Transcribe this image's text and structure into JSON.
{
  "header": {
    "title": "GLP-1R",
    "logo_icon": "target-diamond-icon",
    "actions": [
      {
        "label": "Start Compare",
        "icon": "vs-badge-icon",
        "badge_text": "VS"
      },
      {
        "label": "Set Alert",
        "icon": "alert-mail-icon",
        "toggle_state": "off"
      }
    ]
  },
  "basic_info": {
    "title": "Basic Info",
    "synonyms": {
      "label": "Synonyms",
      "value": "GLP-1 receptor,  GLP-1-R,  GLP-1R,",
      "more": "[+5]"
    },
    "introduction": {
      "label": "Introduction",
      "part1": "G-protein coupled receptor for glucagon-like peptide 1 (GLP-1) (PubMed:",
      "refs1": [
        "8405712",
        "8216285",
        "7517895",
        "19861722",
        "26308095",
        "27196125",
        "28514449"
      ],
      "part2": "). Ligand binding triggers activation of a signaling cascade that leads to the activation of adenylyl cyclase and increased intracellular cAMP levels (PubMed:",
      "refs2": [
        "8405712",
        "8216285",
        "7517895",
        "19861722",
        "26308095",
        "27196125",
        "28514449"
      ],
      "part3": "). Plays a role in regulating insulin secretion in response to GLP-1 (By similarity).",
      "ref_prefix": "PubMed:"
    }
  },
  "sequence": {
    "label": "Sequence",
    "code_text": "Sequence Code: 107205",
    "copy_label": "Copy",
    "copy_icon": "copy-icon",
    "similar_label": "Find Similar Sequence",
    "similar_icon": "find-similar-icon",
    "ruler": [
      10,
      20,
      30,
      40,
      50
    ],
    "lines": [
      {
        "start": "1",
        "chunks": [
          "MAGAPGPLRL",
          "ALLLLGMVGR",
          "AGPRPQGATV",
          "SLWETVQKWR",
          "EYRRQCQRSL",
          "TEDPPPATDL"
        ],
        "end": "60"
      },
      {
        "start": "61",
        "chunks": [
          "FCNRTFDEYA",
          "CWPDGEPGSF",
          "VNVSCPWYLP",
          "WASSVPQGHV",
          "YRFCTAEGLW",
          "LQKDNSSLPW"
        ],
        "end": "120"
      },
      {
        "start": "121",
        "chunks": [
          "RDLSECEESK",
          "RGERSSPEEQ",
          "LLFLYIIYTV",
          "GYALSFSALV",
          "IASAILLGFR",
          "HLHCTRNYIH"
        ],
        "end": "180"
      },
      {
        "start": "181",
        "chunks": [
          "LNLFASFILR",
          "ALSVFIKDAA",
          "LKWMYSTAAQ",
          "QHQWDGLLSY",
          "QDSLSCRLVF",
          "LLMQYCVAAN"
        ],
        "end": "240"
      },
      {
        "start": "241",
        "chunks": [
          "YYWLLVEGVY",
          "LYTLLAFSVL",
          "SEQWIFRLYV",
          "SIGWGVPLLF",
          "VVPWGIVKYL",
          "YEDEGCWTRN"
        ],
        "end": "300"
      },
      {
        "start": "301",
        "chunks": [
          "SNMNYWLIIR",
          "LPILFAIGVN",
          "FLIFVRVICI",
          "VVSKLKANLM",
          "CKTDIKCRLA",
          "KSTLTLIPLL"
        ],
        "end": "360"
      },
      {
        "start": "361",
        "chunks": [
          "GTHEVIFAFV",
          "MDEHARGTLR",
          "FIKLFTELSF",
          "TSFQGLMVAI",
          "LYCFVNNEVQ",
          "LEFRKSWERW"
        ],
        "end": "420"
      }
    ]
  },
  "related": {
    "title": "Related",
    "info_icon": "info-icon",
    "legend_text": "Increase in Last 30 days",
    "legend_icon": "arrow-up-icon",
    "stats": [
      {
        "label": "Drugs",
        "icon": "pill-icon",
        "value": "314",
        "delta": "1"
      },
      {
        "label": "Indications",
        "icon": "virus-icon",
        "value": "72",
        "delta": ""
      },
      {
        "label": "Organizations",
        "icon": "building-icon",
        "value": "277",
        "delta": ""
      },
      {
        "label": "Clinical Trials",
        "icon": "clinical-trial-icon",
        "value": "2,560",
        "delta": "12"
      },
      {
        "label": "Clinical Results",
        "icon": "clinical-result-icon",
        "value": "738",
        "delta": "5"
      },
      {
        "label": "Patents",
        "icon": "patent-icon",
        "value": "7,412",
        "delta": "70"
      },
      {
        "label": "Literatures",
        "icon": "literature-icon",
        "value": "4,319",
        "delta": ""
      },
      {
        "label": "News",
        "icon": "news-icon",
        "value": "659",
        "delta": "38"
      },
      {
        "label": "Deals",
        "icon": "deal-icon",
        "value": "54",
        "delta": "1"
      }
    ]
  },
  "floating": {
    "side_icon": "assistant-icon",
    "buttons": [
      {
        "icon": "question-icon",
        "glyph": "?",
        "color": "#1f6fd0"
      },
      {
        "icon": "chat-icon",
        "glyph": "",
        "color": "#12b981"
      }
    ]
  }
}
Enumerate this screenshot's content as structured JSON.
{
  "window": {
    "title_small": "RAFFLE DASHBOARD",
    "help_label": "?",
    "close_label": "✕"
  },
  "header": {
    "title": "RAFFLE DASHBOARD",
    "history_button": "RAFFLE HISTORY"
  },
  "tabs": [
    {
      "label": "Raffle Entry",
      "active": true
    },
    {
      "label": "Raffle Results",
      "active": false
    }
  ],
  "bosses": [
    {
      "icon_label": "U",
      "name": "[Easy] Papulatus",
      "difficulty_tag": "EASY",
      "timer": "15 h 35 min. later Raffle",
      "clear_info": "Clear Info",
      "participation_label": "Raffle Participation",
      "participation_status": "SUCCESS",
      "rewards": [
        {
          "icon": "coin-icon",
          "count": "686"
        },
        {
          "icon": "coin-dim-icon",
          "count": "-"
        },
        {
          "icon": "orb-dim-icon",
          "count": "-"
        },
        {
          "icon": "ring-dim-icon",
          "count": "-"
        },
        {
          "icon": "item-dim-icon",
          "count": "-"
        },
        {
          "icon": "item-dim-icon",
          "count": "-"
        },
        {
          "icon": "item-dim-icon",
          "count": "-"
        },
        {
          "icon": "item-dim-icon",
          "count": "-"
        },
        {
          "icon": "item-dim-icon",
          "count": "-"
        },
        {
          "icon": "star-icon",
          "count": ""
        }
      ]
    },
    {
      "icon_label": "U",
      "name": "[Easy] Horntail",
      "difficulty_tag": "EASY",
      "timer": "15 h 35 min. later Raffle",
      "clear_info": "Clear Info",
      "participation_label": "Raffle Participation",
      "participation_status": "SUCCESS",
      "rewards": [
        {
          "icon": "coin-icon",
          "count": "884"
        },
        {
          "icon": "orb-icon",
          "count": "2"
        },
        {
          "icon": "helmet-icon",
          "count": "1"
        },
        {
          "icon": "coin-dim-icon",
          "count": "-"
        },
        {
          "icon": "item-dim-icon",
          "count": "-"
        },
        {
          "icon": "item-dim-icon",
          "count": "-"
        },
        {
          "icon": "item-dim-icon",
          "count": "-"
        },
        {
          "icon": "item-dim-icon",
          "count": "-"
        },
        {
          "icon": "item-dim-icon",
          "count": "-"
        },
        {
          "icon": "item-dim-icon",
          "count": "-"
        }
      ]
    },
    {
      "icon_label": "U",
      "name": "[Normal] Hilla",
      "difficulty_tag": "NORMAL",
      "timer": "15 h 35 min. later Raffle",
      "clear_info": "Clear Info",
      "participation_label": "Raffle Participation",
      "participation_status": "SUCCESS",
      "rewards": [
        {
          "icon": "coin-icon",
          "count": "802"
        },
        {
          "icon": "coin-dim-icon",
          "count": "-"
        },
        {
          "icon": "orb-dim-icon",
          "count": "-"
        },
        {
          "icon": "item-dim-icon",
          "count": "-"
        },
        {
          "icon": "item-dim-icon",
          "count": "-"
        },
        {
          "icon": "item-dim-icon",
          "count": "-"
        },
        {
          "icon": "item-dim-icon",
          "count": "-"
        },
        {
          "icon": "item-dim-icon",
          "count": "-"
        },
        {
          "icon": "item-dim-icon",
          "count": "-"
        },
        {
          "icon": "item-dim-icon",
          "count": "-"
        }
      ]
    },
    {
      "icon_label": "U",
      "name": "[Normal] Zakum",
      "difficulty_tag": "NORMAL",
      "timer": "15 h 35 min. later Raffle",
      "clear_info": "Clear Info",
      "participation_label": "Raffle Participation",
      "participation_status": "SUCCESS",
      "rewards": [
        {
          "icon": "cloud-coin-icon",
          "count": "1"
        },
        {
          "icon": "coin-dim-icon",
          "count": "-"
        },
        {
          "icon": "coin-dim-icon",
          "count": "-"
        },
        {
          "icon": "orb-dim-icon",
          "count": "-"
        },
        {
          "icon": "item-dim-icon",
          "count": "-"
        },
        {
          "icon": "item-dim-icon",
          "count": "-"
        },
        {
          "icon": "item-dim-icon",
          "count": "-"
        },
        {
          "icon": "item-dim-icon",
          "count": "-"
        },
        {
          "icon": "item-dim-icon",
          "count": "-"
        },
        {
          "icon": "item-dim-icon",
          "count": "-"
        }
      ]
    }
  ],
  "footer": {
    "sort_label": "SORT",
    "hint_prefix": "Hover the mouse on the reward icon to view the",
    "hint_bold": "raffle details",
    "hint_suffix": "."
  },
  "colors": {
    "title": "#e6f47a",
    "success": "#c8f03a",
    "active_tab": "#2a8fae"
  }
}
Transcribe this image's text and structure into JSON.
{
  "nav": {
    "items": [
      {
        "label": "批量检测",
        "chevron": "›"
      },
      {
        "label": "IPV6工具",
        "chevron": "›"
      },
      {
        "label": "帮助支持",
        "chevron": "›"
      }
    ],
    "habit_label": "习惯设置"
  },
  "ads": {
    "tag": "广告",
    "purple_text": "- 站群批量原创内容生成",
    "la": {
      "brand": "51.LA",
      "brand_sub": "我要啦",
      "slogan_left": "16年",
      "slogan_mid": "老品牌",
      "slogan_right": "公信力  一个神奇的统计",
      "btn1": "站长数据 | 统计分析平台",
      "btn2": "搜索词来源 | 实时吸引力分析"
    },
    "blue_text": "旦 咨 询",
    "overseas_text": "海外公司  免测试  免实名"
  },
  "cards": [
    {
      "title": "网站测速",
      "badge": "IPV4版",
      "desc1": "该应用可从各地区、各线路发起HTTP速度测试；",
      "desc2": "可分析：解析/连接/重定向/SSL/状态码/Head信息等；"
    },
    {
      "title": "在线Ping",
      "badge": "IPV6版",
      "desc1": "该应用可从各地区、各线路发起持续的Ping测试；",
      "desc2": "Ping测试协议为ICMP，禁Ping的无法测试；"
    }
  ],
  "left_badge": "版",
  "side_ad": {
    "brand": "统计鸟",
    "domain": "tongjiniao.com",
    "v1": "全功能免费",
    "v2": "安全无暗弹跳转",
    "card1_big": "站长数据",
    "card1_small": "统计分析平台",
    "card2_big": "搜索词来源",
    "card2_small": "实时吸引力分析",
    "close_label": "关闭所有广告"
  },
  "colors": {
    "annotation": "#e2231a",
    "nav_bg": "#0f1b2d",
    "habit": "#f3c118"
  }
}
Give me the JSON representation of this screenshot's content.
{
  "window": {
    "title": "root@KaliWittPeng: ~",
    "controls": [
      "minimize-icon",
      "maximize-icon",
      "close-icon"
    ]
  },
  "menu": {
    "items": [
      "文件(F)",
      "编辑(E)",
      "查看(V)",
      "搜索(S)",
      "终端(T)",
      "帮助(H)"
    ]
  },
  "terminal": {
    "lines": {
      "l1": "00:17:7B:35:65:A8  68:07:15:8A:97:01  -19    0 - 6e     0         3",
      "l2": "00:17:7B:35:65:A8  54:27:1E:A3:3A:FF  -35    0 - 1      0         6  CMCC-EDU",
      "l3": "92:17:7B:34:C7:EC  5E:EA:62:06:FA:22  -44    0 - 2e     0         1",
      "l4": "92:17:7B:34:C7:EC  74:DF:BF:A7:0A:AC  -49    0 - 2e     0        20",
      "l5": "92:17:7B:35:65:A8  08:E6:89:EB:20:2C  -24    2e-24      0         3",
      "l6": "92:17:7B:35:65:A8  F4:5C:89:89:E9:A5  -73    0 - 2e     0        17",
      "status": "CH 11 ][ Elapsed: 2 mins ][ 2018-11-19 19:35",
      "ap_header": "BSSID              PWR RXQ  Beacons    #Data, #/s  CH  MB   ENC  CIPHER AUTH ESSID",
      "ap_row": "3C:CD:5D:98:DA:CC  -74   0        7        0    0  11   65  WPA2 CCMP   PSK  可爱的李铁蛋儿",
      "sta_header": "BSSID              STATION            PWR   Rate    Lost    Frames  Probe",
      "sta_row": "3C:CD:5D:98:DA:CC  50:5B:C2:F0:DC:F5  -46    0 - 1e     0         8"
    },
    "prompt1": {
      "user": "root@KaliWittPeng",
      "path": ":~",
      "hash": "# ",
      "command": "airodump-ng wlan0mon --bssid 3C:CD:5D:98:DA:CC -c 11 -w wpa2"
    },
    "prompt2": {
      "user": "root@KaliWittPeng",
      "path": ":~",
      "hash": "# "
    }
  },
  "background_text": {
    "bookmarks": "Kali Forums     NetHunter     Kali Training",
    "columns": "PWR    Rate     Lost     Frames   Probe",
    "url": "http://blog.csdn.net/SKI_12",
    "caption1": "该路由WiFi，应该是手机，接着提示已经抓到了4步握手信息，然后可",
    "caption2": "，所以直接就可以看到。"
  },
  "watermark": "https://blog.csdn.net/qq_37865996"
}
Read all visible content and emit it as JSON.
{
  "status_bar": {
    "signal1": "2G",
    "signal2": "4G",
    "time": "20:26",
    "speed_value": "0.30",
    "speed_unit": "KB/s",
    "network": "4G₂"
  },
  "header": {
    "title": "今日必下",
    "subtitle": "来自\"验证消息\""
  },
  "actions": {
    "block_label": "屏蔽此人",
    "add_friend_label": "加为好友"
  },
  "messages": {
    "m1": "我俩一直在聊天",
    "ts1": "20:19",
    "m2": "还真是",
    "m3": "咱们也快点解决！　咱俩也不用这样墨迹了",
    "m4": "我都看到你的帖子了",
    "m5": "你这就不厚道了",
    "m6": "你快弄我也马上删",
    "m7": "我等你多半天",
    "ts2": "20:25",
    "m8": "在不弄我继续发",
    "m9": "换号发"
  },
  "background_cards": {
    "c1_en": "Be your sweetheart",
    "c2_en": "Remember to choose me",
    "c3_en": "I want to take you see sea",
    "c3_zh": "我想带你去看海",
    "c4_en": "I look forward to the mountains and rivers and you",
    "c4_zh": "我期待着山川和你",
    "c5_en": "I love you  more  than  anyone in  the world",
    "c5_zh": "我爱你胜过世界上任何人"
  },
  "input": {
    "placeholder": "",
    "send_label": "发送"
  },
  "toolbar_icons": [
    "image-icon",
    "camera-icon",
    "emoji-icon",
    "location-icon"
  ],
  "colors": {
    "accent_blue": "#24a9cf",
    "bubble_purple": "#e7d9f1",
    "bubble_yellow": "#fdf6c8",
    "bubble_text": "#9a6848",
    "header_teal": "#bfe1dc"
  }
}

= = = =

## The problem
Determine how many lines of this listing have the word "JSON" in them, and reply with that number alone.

## Answer below
5